### Data provided
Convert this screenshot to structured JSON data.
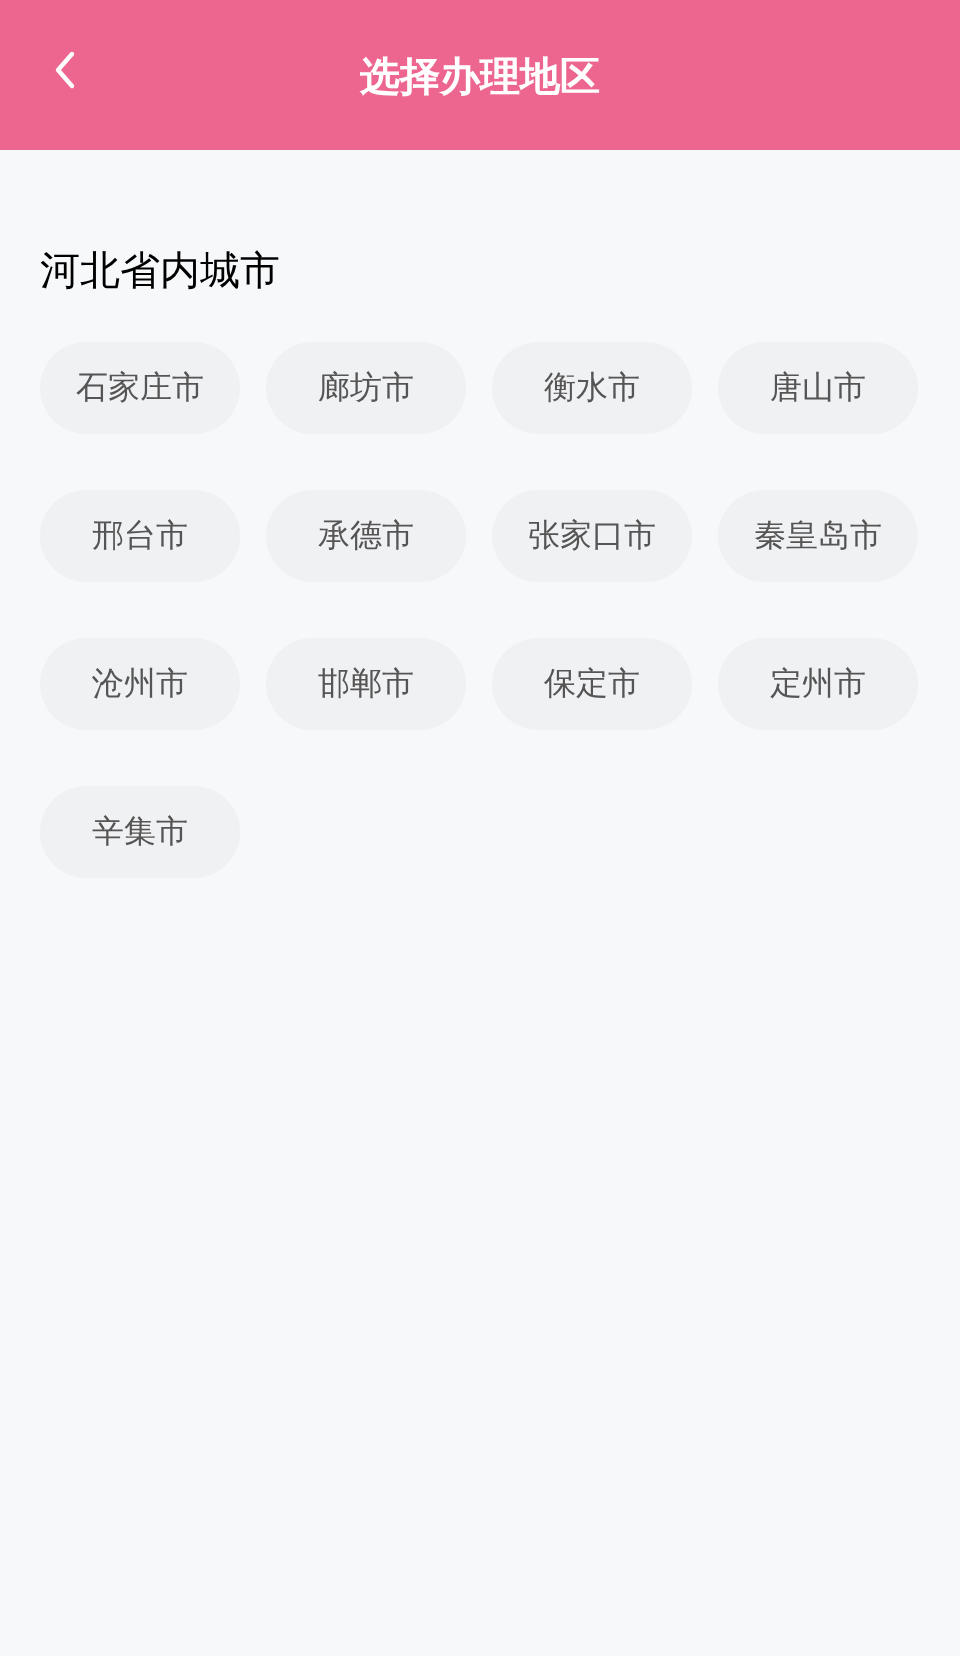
{
  "header": {
    "title": "选择办理地区"
  },
  "section": {
    "title": "河北省内城市"
  },
  "cities": [
    "石家庄市",
    "廊坊市",
    "衡水市",
    "唐山市",
    "邢台市",
    "承德市",
    "张家口市",
    "秦皇岛市",
    "沧州市",
    "邯郸市",
    "保定市",
    "定州市",
    "辛集市"
  ]
}
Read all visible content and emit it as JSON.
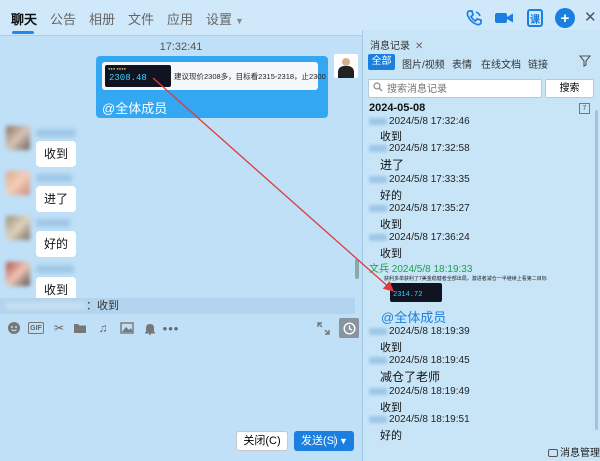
{
  "top_tabs": [
    {
      "label": "聊天",
      "active": true
    },
    {
      "label": "公告"
    },
    {
      "label": "相册"
    },
    {
      "label": "文件"
    },
    {
      "label": "应用"
    },
    {
      "label": "设置"
    }
  ],
  "toolbar_right_icons": [
    "phone-icon",
    "video-icon",
    "ke-icon",
    "plus-icon",
    "close-icon"
  ],
  "chat": {
    "timestamp": "17:32:41",
    "my_message": {
      "card_text": "建议现价2308多，目标看2315-2318，止2300",
      "card_price": "2308.48",
      "mention": "@全体成员"
    },
    "replies": [
      "收到",
      "进了",
      "好的",
      "收到"
    ],
    "quote_bar": "：收到"
  },
  "input_toolbar_icons": [
    "emoji-icon",
    "gif-icon",
    "scissors-icon",
    "folder-icon",
    "music-icon",
    "image-icon",
    "bell-icon",
    "more-icon",
    "expand-icon",
    "history-icon"
  ],
  "buttons": {
    "close": "关闭(C)",
    "send": "发送(S)"
  },
  "history_panel": {
    "title": "消息记录",
    "tabs": [
      "全部",
      "图片/视频",
      "表情",
      "在线文档",
      "链接"
    ],
    "search_placeholder": "搜索消息记录",
    "search_button": "搜索",
    "date_heading": "2024-05-08",
    "records": [
      {
        "time": "2024/5/8 17:32:46",
        "text": "收到"
      },
      {
        "time": "2024/5/8 17:32:58",
        "text": "进了"
      },
      {
        "time": "2024/5/8 17:33:35",
        "text": "好的"
      },
      {
        "time": "2024/5/8 17:35:27",
        "text": "收到"
      },
      {
        "time": "2024/5/8 17:36:24",
        "text": "收到"
      },
      {
        "time": "2024/5/8 18:19:33",
        "name": "文兵"
      },
      {
        "time": "2024/5/8 18:19:39",
        "text": "收到"
      },
      {
        "time": "2024/5/8 18:19:45",
        "text": "减仓了老师"
      },
      {
        "time": "2024/5/8 18:19:49",
        "text": "收到"
      },
      {
        "time": "2024/5/8 18:19:51",
        "text": "好的"
      }
    ],
    "card_text": "获利多单获利了7美金稳健者全部出局，激进者减仓一半继续上看第二目标",
    "card_price": "2314.72",
    "mention": "@全体成员",
    "footer": "消息管理"
  }
}
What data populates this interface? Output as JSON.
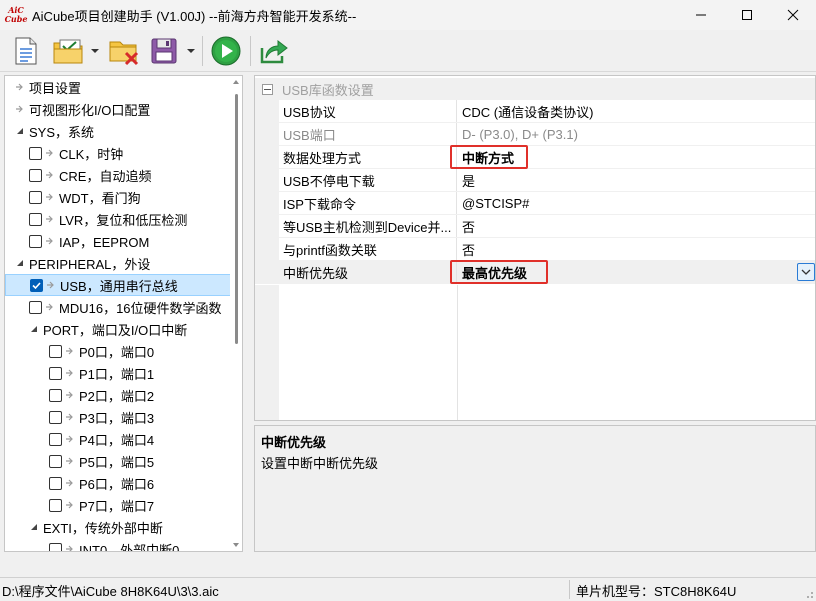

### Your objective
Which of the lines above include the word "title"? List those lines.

### Your response
    "title": "选择办理地区"
    "title": "河北省内城市"
    "title": "消息记录",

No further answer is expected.